When picking out your portfolio, it's essential to find the right stocks. Of course, you'll come across a few flops (believe me, I know). That's what I'm here to help you find. Here are five stocks that will be problematic for your bottom line.
WWE: While the stock has grown over the past year (11.59%), there are some legit concerns with the brand. For example, the Connecticut-based company is having trouble selling tickets for Wrestlemania 38. There's also the emergence of AEW, a wrestling company owned by Shahid and Tony Khan of the NFL's Jacksonville Jaguars. There's also the plummeting television ratings, drastically down from their glory days of the late 90s and 2000s. On top of that, it has a PE ratio of 27.83, making it slightly overvalued. If you have WWE in your portfolio, it's best not to sell it, though. The aforementioned gains from last year make it a good stock. Plus, Vince McMahon has a chance for a new rights deal that'll make him a fortune.
General Motors: Personally, I prefer Ford if you're looking at the Big Three Automobile stocks. Ford is drastically undervalued, is gaining steam in the electric vehicle market, and has room for growth. However, I can't say the same for General Motors. The other Detroit-based company has lost 19.41% of its value over the past year. Plus, the American auto market is becoming more crowded every year and auto stocks drastically sell off due to macroeconomic reasons.

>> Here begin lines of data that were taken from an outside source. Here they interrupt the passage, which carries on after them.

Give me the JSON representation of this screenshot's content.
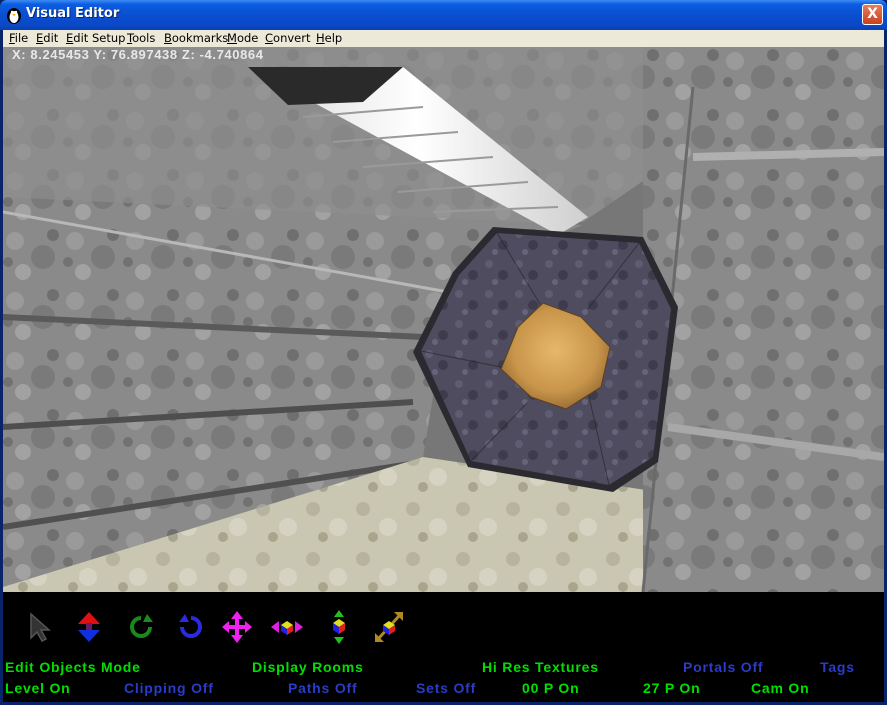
{
  "window": {
    "title": "Visual Editor",
    "close_label": "X"
  },
  "menu": [
    {
      "name": "menu-file",
      "accel": "F",
      "rest": "ile"
    },
    {
      "name": "menu-edit",
      "accel": "E",
      "rest": "dit"
    },
    {
      "name": "menu-edit-setup",
      "accel": "E",
      "rest": "dit Setup"
    },
    {
      "name": "menu-tools",
      "accel": "T",
      "rest": "ools"
    },
    {
      "name": "menu-bookmarks",
      "accel": "B",
      "rest": "ookmarks"
    },
    {
      "name": "menu-mode",
      "accel": "M",
      "rest": "ode"
    },
    {
      "name": "menu-convert",
      "accel": "C",
      "rest": "onvert"
    },
    {
      "name": "menu-help",
      "accel": "H",
      "rest": "elp"
    }
  ],
  "coords": {
    "text": "X: 8.245453 Y: 76.897438 Z: -4.740864"
  },
  "toolbar": [
    {
      "name": "select-arrow-icon"
    },
    {
      "name": "move-vertical-icon"
    },
    {
      "name": "rotate-green-icon"
    },
    {
      "name": "rotate-blue-icon"
    },
    {
      "name": "move-4way-icon"
    },
    {
      "name": "move-horizontal-cube-icon"
    },
    {
      "name": "move-vertical-cube-icon"
    },
    {
      "name": "scale-diagonal-cube-icon"
    }
  ],
  "status": {
    "row1": [
      {
        "name": "status-edit-objects-mode",
        "text": "Edit Objects Mode",
        "color": "#00e000"
      },
      {
        "name": "status-display-rooms",
        "text": "Display Rooms",
        "color": "#00e000"
      },
      {
        "name": "status-hi-res-textures",
        "text": "Hi Res Textures",
        "color": "#00e000"
      },
      {
        "name": "status-portals-off",
        "text": "Portals Off",
        "color": "#2a3cc8"
      },
      {
        "name": "status-tags",
        "text": "Tags",
        "color": "#2a3cc8"
      }
    ],
    "row2": [
      {
        "name": "status-level-on",
        "text": "Level On",
        "color": "#00e000"
      },
      {
        "name": "status-clipping-off",
        "text": "Clipping Off",
        "color": "#2a3cc8"
      },
      {
        "name": "status-paths-off",
        "text": "Paths Off",
        "color": "#2a3cc8"
      },
      {
        "name": "status-sets-off",
        "text": "Sets Off",
        "color": "#2a3cc8"
      },
      {
        "name": "status-00p-on",
        "text": "00 P On",
        "color": "#00e000"
      },
      {
        "name": "status-27p-on",
        "text": "27 P On",
        "color": "#00e000"
      },
      {
        "name": "status-cam-on",
        "text": "Cam On",
        "color": "#00e000"
      }
    ]
  }
}
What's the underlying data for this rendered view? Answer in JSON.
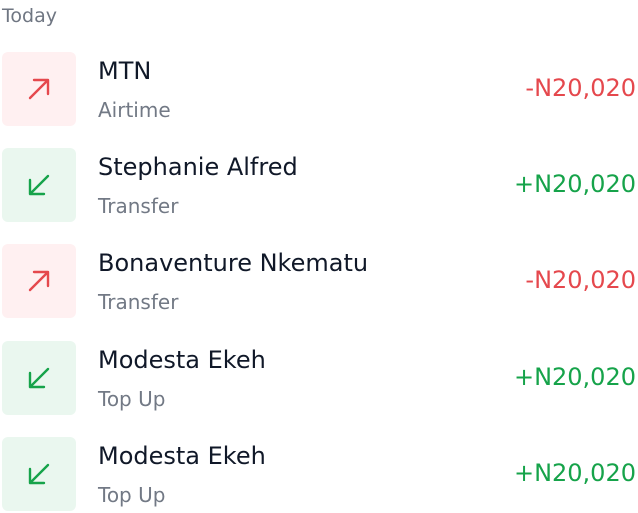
{
  "section_label": "Today",
  "colors": {
    "debit": "#e5484d",
    "credit": "#16a34a",
    "debit_bg": "#fff0f1",
    "credit_bg": "#eaf7ef"
  },
  "transactions": [
    {
      "name": "MTN",
      "type": "Airtime",
      "amount": "-N20,020",
      "direction": "out",
      "icon": "arrow-up-right-icon"
    },
    {
      "name": "Stephanie Alfred",
      "type": "Transfer",
      "amount": "+N20,020",
      "direction": "in",
      "icon": "arrow-down-left-icon"
    },
    {
      "name": "Bonaventure Nkematu",
      "type": "Transfer",
      "amount": "-N20,020",
      "direction": "out",
      "icon": "arrow-up-right-icon"
    },
    {
      "name": "Modesta Ekeh",
      "type": "Top Up",
      "amount": "+N20,020",
      "direction": "in",
      "icon": "arrow-down-left-icon"
    },
    {
      "name": "Modesta Ekeh",
      "type": "Top Up",
      "amount": "+N20,020",
      "direction": "in",
      "icon": "arrow-down-left-icon"
    }
  ]
}
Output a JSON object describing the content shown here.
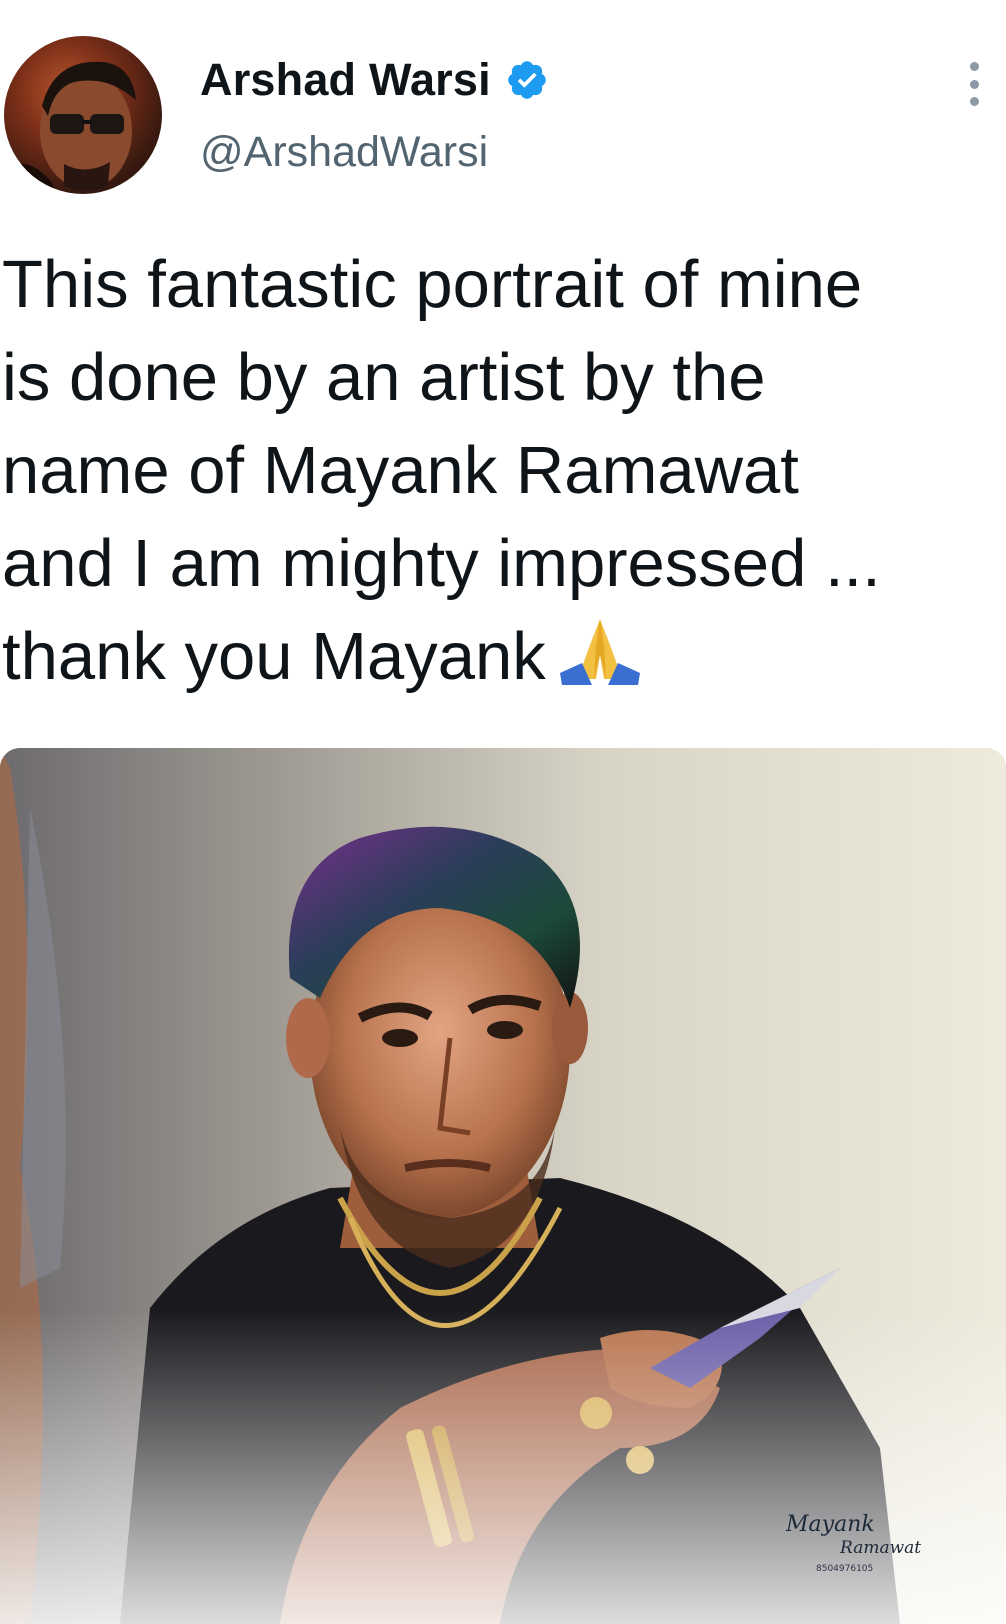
{
  "tweet": {
    "author": {
      "display_name": "Arshad Warsi",
      "handle": "@ArshadWarsi",
      "verified": true,
      "verified_icon": "verified-badge-icon"
    },
    "more_icon": "more-vertical-icon",
    "text": "This fantastic portrait of mine\nis done by an artist by the\nname of Mayank Ramawat\nand I am mighty impressed ...\nthank you Mayank",
    "emoji": "folded-hands-icon",
    "media": {
      "signature_line1": "Mayank",
      "signature_line2": "Ramawat",
      "signature_phone": "8504976105"
    }
  },
  "colors": {
    "text_primary": "#0f1419",
    "text_secondary": "#536471",
    "verified_blue": "#1d9bf0"
  }
}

Electronic Arts: I'm not a big fan of EA's business practices. From alleged anti-competitive practices to "loot crates", the gaming company rubs me the wrong way. It's also overvalued with a PE ratio of 56.88. Companies like Microsoft and Sony are better at catering to the casual gamer. They also have greater resources than EA does, with the ability to make their own consoles. It's tough for third-party developers to stand out as game-changing stocks, especially if they don't offer innovation and cutting-edge consoles.
Netflix: Wait, a FAANG stock? On this list? Unfortunately, that's the case for this entertainment service. In November, it was riding high at $691.69. Now, that price has nearly been halved, sitting at $360.21. That was due to its EPS drastically dropping for the fourth quarter. There's also Netflix burning through billions of dollars to make new content. Granted, the company is dabbling in new areas, such as gaming and daily trivia games. However, subscription services for on-demand viewing have emerged. Just look at Disney+ and Peacock.
Appian: Last year, Appian was up 1,408.93%, sitting pretty at $226.34. Now? The Virginia-based company is at $53.69. What a fall from grace. The same can be said for their EPS, which shows fallen earnings. While that number has steadily gone up and other stocks have taken a hit, it's still alarming to see a stock lose four times its value.